The second phase-Make a well in the center and then add the liquid ingredients that have been mixed well. Mix these ingredients until you can form the dough into a ball. You have a critical choice at this point- do you want your pie dough to be flaky or cut perfectly without fear of breaking off. Do you want a “looking good for others pie” or one that just has perfect flakiness.To achieve perfect flakiness you handle the dough slightly… Like the time I had to look away when my youngest dyed his hair blond and combed it to one side in his Justin Bieber years. The more you work with the pie dough the less likely it will break when cut.
When boys are teenagers it is such a delicate balance between being there for them when they need you yet not hovering so that they start to feel like they need to go into witness protection to get away from you. Like the dough the relationship will be very tough if you are a constantly getting your hands into their affairs.
The next step is so important…Let the dough Rest. That’s thought to be between the ages of 16 and 25 for boys. Boys need to throw off the maternal protectiveness of the mother figure and become their own men.(I know all this psycho-babble because of twenty years of in therapy with a hot therapist I had a crush on and good insurance.) I call these years the Drive-by Texting Years.

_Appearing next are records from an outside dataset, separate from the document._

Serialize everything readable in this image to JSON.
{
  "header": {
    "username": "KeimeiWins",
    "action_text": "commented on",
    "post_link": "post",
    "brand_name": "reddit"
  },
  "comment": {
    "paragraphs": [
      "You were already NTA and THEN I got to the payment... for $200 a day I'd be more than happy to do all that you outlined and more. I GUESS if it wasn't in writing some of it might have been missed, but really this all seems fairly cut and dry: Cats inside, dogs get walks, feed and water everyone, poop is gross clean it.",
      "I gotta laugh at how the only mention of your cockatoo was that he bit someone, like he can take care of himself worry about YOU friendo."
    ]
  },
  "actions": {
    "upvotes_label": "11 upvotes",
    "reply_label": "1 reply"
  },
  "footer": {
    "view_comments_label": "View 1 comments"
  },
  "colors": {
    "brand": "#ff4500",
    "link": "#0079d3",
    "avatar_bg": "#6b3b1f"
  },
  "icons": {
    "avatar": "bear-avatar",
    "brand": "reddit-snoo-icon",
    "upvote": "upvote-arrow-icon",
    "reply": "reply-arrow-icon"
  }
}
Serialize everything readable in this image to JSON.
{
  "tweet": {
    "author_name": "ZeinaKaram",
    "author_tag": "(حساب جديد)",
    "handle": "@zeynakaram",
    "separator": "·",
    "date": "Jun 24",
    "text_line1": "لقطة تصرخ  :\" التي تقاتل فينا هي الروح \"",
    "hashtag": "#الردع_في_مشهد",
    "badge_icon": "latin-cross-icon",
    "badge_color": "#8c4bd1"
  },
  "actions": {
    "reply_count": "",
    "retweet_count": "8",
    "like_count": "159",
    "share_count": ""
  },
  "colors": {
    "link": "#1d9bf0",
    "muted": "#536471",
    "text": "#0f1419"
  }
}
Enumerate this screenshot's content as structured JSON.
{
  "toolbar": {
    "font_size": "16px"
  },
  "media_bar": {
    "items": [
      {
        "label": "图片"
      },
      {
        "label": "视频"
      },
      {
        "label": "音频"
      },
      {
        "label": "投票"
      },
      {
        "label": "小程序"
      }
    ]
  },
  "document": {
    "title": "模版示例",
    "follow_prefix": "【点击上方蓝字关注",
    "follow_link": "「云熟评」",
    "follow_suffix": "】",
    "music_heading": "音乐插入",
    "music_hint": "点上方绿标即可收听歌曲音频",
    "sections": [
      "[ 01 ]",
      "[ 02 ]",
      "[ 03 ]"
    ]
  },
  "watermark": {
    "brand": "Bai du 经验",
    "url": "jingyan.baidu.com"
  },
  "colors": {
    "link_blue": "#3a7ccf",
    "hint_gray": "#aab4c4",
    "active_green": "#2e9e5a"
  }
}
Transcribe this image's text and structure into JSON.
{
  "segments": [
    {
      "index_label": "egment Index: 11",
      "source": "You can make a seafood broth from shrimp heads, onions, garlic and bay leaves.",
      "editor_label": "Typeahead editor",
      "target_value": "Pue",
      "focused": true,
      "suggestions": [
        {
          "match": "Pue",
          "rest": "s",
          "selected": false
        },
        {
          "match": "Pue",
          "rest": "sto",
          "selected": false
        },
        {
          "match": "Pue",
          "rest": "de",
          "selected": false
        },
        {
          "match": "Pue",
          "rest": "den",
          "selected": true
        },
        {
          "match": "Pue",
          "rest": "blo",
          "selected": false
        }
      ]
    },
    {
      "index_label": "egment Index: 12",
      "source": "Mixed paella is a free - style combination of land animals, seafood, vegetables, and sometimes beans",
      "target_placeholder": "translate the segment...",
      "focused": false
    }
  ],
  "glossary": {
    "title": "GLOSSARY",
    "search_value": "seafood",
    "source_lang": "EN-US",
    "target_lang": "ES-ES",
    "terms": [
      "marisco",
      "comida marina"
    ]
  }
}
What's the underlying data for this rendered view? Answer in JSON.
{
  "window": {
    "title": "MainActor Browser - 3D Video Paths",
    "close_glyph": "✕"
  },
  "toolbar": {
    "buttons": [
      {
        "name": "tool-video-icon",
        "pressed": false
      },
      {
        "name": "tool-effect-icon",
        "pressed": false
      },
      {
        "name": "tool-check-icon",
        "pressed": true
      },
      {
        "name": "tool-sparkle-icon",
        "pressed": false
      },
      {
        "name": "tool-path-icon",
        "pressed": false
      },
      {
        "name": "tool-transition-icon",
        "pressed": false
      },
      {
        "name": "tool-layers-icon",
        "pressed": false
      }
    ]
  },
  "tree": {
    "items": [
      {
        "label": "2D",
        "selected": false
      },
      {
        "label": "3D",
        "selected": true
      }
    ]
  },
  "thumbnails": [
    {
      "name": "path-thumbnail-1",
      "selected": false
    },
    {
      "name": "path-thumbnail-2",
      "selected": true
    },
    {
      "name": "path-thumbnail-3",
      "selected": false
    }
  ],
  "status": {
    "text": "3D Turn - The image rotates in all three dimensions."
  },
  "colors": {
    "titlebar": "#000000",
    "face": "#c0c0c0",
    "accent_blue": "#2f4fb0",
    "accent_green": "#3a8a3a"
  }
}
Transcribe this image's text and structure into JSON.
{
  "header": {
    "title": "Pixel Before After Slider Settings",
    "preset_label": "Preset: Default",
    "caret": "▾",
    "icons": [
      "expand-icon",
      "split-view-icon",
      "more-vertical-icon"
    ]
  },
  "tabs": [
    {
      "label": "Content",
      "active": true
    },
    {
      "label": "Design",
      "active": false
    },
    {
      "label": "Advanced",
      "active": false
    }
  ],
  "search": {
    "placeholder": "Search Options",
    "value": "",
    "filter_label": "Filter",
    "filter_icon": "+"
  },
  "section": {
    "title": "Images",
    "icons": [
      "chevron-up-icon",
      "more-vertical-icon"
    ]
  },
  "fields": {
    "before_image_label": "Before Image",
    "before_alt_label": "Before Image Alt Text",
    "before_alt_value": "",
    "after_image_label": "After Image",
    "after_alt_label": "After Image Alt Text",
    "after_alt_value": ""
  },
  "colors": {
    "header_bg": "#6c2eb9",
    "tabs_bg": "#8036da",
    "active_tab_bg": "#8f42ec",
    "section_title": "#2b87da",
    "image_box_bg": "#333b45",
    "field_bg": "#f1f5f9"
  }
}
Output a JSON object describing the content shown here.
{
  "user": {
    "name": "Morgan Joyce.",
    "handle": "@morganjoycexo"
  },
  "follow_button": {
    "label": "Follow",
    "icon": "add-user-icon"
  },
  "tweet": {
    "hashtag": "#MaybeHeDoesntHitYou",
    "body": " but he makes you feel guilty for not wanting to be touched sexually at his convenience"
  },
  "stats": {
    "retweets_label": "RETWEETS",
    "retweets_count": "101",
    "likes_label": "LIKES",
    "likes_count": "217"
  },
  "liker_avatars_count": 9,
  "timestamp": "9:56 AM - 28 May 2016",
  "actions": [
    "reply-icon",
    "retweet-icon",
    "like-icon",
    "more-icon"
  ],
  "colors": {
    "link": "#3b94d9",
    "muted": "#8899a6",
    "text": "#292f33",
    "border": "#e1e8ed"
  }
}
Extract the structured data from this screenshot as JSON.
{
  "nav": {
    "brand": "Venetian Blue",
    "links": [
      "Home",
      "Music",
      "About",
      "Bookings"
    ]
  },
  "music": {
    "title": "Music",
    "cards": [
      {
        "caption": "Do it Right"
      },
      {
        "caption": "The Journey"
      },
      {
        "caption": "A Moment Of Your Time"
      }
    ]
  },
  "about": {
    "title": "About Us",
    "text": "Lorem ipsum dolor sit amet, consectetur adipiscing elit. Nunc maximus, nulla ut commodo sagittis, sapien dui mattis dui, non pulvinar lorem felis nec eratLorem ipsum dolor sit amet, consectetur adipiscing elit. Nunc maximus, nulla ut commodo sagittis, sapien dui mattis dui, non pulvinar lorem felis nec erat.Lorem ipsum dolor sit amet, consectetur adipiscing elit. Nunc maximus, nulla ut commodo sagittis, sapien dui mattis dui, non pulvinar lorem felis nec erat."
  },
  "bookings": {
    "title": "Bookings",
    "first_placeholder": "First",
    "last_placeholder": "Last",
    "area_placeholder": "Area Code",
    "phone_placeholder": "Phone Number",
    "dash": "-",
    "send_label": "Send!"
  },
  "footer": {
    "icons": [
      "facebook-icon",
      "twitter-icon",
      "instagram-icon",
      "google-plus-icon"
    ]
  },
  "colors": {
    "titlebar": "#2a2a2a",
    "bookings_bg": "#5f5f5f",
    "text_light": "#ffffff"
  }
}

After 2 hours roll the dough on floured surface or between floured parchment paper. The more you have worked the dough the tougher it will be. The good news if you are dissatisfied with your results it has cost less than a dollar and you can start from scratch. Unfortunately raising a child costs 250,000 without college and you can’t start over.